The Protectorate Government and the `Jewish Question,’ 1939-1941
General Alois Eliáš headed the government of the Protectorate of Bohemia and Moravia as of April 27, 1939. A leading member of the secret military organization “ON,” he maintained contact with the Czechoslovak National Committee formed abroad and, later, with Dr. Eduard Beneš’s government-in-exile in London.
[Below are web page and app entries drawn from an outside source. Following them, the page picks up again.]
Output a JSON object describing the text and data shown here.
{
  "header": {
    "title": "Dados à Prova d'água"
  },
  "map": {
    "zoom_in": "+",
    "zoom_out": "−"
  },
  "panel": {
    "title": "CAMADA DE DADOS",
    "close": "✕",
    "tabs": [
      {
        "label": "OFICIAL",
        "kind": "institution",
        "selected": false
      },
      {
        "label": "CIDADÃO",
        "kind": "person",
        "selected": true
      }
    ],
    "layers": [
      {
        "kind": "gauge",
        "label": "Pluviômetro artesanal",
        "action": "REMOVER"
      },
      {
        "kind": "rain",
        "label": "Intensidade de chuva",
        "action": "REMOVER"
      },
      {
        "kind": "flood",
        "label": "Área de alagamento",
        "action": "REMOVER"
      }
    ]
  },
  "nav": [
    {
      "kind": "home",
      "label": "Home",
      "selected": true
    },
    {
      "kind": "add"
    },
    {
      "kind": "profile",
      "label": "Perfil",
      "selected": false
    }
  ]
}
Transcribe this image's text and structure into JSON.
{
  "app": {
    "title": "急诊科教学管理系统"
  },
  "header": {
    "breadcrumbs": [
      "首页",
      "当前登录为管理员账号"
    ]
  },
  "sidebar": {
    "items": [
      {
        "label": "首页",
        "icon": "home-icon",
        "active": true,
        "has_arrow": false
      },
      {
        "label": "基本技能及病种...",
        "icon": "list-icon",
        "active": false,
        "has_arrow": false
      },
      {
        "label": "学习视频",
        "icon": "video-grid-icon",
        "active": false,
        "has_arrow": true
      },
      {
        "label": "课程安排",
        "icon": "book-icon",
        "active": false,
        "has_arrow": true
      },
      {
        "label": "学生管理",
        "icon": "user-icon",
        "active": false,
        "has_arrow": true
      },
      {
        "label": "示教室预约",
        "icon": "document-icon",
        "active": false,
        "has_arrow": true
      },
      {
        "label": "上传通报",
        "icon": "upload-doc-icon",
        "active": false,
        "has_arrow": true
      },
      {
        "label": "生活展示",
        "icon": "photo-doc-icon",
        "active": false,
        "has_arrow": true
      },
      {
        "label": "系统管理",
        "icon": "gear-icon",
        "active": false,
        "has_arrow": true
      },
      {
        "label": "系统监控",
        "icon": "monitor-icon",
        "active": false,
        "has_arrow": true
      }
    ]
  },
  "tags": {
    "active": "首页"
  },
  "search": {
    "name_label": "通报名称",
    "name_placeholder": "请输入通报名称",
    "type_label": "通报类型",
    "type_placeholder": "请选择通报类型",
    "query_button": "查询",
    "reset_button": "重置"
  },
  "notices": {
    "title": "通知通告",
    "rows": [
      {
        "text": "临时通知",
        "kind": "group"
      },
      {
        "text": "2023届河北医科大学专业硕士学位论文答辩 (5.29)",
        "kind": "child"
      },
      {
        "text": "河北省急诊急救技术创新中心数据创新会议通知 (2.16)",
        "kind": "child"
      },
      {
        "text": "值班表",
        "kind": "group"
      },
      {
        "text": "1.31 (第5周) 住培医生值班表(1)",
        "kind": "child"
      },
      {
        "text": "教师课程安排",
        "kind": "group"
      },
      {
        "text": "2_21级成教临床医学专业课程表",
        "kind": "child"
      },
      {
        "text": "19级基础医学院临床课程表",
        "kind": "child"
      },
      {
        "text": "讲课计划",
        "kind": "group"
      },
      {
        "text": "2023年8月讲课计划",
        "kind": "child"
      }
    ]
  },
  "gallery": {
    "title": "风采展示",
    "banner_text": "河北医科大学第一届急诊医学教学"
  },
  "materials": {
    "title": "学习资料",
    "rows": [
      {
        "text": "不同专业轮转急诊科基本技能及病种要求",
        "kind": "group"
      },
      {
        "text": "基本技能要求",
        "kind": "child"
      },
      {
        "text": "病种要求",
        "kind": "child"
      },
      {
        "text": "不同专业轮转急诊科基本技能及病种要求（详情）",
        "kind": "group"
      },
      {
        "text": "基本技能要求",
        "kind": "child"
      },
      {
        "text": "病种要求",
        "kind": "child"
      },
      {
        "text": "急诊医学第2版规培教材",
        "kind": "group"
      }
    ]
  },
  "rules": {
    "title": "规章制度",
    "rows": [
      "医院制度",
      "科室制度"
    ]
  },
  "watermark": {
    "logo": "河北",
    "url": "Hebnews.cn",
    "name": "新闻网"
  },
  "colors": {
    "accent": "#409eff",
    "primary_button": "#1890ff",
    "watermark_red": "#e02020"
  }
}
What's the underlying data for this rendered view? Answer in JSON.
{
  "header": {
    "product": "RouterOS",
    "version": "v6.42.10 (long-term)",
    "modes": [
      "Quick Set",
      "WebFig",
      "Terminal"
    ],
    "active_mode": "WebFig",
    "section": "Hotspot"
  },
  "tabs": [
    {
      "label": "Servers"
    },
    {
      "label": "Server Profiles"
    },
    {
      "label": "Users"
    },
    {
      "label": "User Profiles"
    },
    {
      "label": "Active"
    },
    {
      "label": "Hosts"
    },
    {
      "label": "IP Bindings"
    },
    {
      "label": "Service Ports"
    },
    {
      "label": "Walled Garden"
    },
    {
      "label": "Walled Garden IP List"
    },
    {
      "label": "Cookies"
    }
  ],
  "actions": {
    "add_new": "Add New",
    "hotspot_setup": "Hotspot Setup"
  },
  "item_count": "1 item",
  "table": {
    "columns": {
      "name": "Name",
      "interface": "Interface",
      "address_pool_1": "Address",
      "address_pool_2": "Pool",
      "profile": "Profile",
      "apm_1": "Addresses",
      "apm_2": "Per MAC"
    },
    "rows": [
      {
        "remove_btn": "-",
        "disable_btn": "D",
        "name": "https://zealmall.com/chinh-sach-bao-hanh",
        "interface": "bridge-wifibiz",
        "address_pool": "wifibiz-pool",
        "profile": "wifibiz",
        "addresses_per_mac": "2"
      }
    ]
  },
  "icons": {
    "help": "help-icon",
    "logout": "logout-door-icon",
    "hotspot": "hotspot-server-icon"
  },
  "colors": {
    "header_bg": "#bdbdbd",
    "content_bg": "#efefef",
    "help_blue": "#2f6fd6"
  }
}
Eliáš’s policy of retarding the implementation of Nazi policies and his “double game,” as well as his tragic fate have no analogy: he was the only Prime Minister tried and executed by the Nazis for high treason (June 19, 1942). The article examines the stance of Eliáš’s government against the background of the promulgation of the anti-Jewish laws in the years 1939-1941 and his intention to prevent the transfer of Jewish property to German hands in order to safeguard Czech national interests. While Eliáš’s draft proposal, defining Jews by religion, was still being examined by the German authorities, the Reich Protector surprised the Czech government on June 21, 1939, by issuing his own comprehensive decree on Jewish property, based on the racial criteria of the Nuremberg Laws. Simultaneously the Reich Protector retained full authority and jurisdiction over the Jewish community. Eliáš’s government also failed in its efforts to exempt a certain category of Jews and some privileged individuals from the law. He can, nevertheless, be credited with a meaningful symbolic act – refusing to be lured by the Germans into becoming the avant-garde of racism and accepting the New Order in Europe.